In addition, teachers may want to use the National Archives’ document analysis worksheet that is linked through the EDSITEment-reviewed American Memory site, which prompts students to seek important information in the primary source and consider questions of audience, motivation, etc.
(If you have more than one class session for this topic include this lesson, if not, proceed directly to “Winthrop's Speech” below):
Scholars believe that John Winthrop authored this document as a justification for the colonization of New England as well as a defense against those who criticized the Puritans’ departure from England.
Students should read “Reasons for the Plantation in New England” [available for students as a worksheet in .pdf format] to determine the major reasons Puritans wanted to immigrate to New England. Working in groups, students should analyze the different reasons, and the “objections” that are raised and answered. They should present their findings to the class. After the class has a list of reasons, they should work together to prioritize the list, rating the reasons for emigrating from “most” to “least” important.
"It will be a service to the Church of great consequence to carry the Gospel into those parts of the world, to help on the fullness of the coming of the Gentiles, and to raise a bulwark against the kingdom of AnteChrist, which the Jesuits labor to rear up in those parts."
At this point the teacher might want to raise questions with the students about whether Winthrop was speaking for the Puritan leadership or expressing ideas held by common Puritans.
"All other Churches of Europe are brought to desolation, and our sins, for which the Lord begins already to frown upon us and to cut us short, do threaten evil times to be coming upon us, and who knows, but that God hath provided this place to be a refuge for many whom he means to save out of the general calamity, and seeing the Church hath no place left to fly into but the wilderness, what better work can there be, than to go and provide tabernacles and food for her when she be restored".
(if you have only one period, do this activity)
"Now the only way to avoid this shipwreck, and to provide for our posterity, is to follow the counsel of Micah, to do justly, to love mercy, to walk humbly with our God."
Working in pairs, students develop a dialogue between two Puritans who are debating the merits of going to the New World, one of whom is in favor of the venture, the other against. They use the evidence presented in the “reasons for going” as well as the “objections, their answers and resolutions” to underscore the main arguments on both sides.
Ideally, the big question that students will pose is: How did things actually work out for the Puritans? Lessons could be developed to look at other documents/images that illustrate the course of the Puritan’s “model” society. They could examine Winthrop’s journals and the subsequent development of Massachusetts. In addition, they could examine key dissenters: Roger Williams and Anne Hutchinson. See the following EDSITEment-reviewed websites for possible resources:
Stronger students who are interested in the Puritans and Winthrop’s language should be encouraged to tackle the full speech.

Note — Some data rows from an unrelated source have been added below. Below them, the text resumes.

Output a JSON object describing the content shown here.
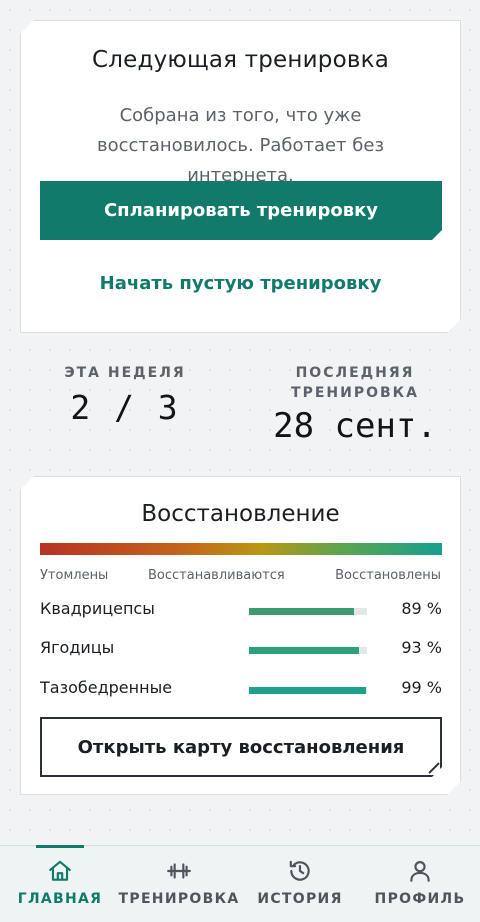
{
  "next_workout": {
    "title": "Следующая тренировка",
    "subtitle": "Собрана из того, что уже восстановилось. Работает без интернета.",
    "plan_button": "Спланировать тренировку",
    "empty_button": "Начать пустую тренировку"
  },
  "stats": {
    "week_label": "ЭТА НЕДЕЛЯ",
    "week_value": "2 / 3",
    "last_label": "ПОСЛЕДНЯЯ ТРЕНИРОВКА",
    "last_value": "28 сент."
  },
  "recovery": {
    "title": "Восстановление",
    "legend": {
      "low": "Утомлены",
      "mid": "Восстанавливаются",
      "high": "Восстановлены"
    },
    "muscles": [
      {
        "name": "Квадрицепсы",
        "percent_label": "89 %",
        "value": 0.89,
        "color": "#3f9a72"
      },
      {
        "name": "Ягодицы",
        "percent_label": "93 %",
        "value": 0.93,
        "color": "#2fa07f"
      },
      {
        "name": "Тазобедренные",
        "percent_label": "99 %",
        "value": 0.99,
        "color": "#1fa08c"
      }
    ],
    "map_button": "Открыть карту восстановления"
  },
  "nav": {
    "items": [
      {
        "label": "ГЛАВНАЯ",
        "icon": "home-icon",
        "active": true
      },
      {
        "label": "ТРЕНИРОВКА",
        "icon": "dumbbell-icon",
        "active": false
      },
      {
        "label": "ИСТОРИЯ",
        "icon": "history-icon",
        "active": false
      },
      {
        "label": "ПРОФИЛЬ",
        "icon": "profile-icon",
        "active": false
      }
    ]
  },
  "colors": {
    "accent": "#127a6a",
    "text": "#1a1f24",
    "muted": "#5b6269"
  }
}
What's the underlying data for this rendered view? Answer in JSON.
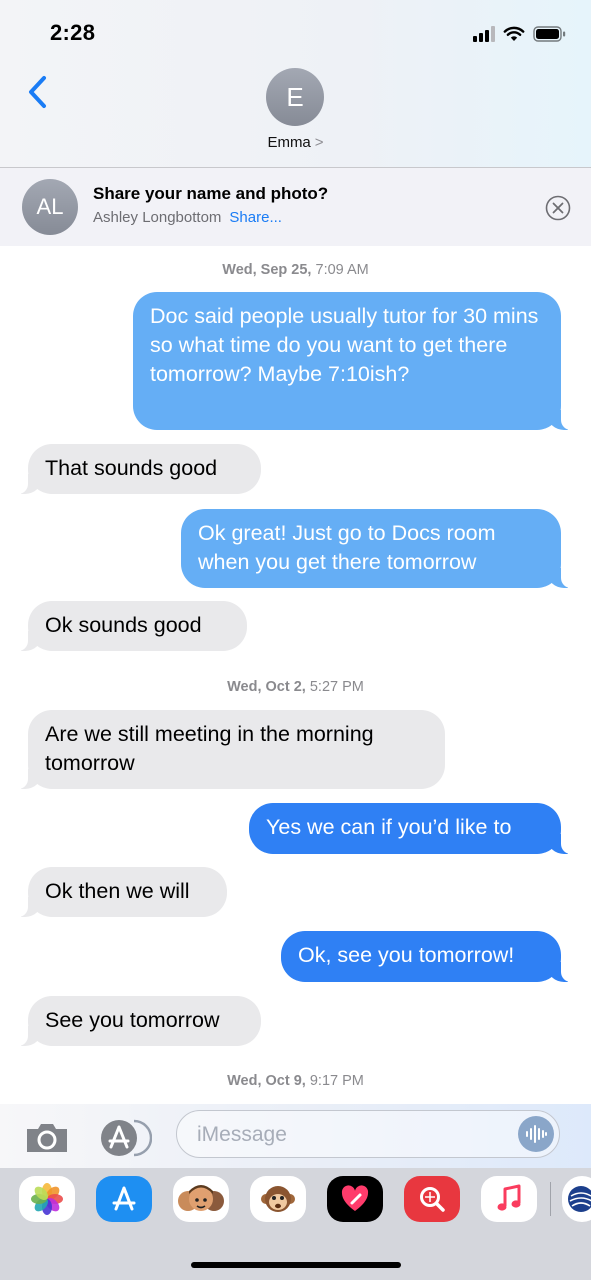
{
  "status_bar": {
    "time": "2:28"
  },
  "header": {
    "contact_initial": "E",
    "contact_name": "Emma",
    "name_chevron": ">"
  },
  "share_banner": {
    "avatar_initials": "AL",
    "title": "Share your name and photo?",
    "name": "Ashley Longbottom",
    "share_link": "Share..."
  },
  "conversation": {
    "timestamps": [
      {
        "day": "Wed, Sep 25,",
        "time": "7:09 AM"
      },
      {
        "day": "Wed, Oct 2,",
        "time": "5:27 PM"
      },
      {
        "day": "Wed, Oct 9,",
        "time": "9:17 PM"
      }
    ],
    "messages": [
      {
        "from": "me",
        "text": "Doc said people usually tutor for 30 mins so what time do you want to get there tomorrow? Maybe 7:10ish?"
      },
      {
        "from": "them",
        "text": "That sounds good"
      },
      {
        "from": "me",
        "text": "Ok great! Just go to Docs room when you get there tomorrow"
      },
      {
        "from": "them",
        "text": "Ok sounds good"
      },
      {
        "from": "them",
        "text": "Are we still meeting in the morning tomorrow"
      },
      {
        "from": "me",
        "text": "Yes we can if you’d like to"
      },
      {
        "from": "them",
        "text": "Ok then we will"
      },
      {
        "from": "me",
        "text": "Ok, see you tomorrow!"
      },
      {
        "from": "them",
        "text": "See you tomorrow"
      }
    ]
  },
  "composer": {
    "placeholder": "iMessage",
    "value": ""
  },
  "app_drawer": {
    "apps": [
      "photos-app",
      "app-store-app",
      "memoji-app",
      "animoji-app",
      "digital-touch-app",
      "search-images-app",
      "music-app",
      "airline-app"
    ]
  },
  "colors": {
    "outgoing": "#2f80f4",
    "outgoing_light": "#65aef5",
    "incoming": "#e9e9eb",
    "accent": "#1a7cf5"
  }
}
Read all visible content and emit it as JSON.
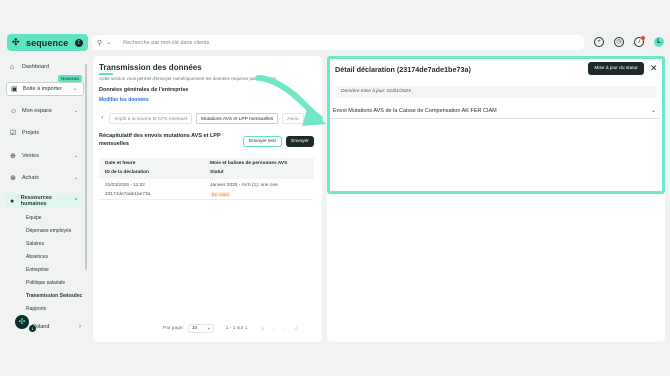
{
  "brand": {
    "name": "sequence",
    "badge": "Σ"
  },
  "search": {
    "placeholder": "Recherche par mot-clé dans clients"
  },
  "top_icons": [
    "add-circle-icon",
    "clock-icon",
    "bell-icon",
    "user-avatar"
  ],
  "user_initial": "L",
  "sidebar": {
    "new_badge": "Nouveau",
    "items": [
      {
        "label": "Dashboard",
        "icon": "home-icon"
      },
      {
        "label": "Boite à importer",
        "icon": "inbox-icon"
      },
      {
        "label": "Mon espace",
        "icon": "person-icon"
      },
      {
        "label": "Projets",
        "icon": "check-square-icon"
      },
      {
        "label": "Ventes",
        "icon": "sales-icon"
      },
      {
        "label": "Achats",
        "icon": "cart-icon"
      },
      {
        "label": "Ressources humaines",
        "icon": "people-icon"
      }
    ],
    "sub_items": [
      "Equipe",
      "Dépenses employés",
      "Salaires",
      "Absences",
      "Entreprise",
      "Politique salariale",
      "Transmission Swissdec",
      "Rapports"
    ],
    "user_name": "Roland",
    "floating_count": "1"
  },
  "main": {
    "title": "Transmission des données",
    "subtitle": "Cette section vous permet d'envoyer numériquement les données requises par Swissdec.",
    "section_title": "Données générales de l'entreprise",
    "edit_link": "Modifier les données",
    "tabs": [
      "Impôt à la source et CFS mensuel",
      "Mutations AVS et LPP mensuelles",
      "Annu"
    ],
    "recap_title": "Récapitulatif des envois mutations AVS et LPP mensuelles",
    "btn_test": "Envoyer test",
    "btn_send": "Envoyer",
    "table": {
      "col1_line1": "Date et heure",
      "col1_line2": "ID de la déclaration",
      "col2_line1": "Mois et balises de personnes AVS",
      "col2_line2": "Statut",
      "row": {
        "date": "21/03/2025 - 11:32",
        "id": "23174de7ade1be73a",
        "month": "Janvier 2025 - AVS (1): one one",
        "status": "En cours"
      }
    },
    "pager": {
      "per_page_label": "Par page:",
      "per_page_value": "10",
      "range": "1 - 1 sur 1"
    }
  },
  "detail": {
    "title": "Détail déclaration (23174de7ade1be73a)",
    "update_button": "Mise à jour du statut",
    "last_update": "Dernière mise à jour: 01/01/2025",
    "accordion_label": "Envoi Mutations AVS de la Caisse de Compensation AK FER CIAM"
  },
  "colors": {
    "accent": "#5fe3c2",
    "dark": "#1e2a2a",
    "link": "#2a6fdb",
    "highlight_frame": "#6fe7c8"
  }
}
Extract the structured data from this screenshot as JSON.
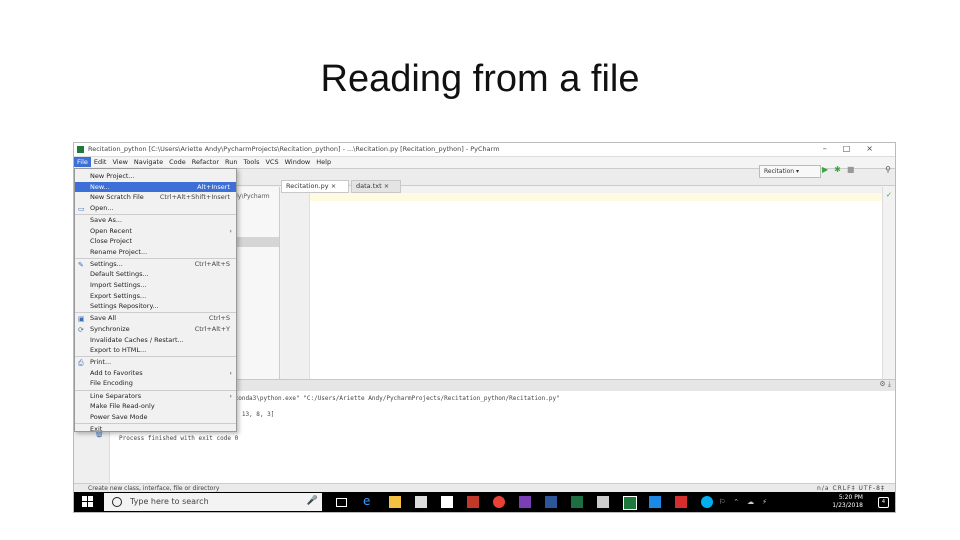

This is a full-text version (it is LONG) in the original language (from the EDSITEment-reviewed History Matters. The language has been somewhat updated, making for easier reading)
Have students LISTEN to part of the speech and explain how it differs hearing it, rather than reading it. This is a link to a portion of the sermon read aloud, by Reverend Peter J. Gomes, Harvard University Divinity School professor, linked through the EDSITEment-reviewed Internet Public Library.
1-2 class periods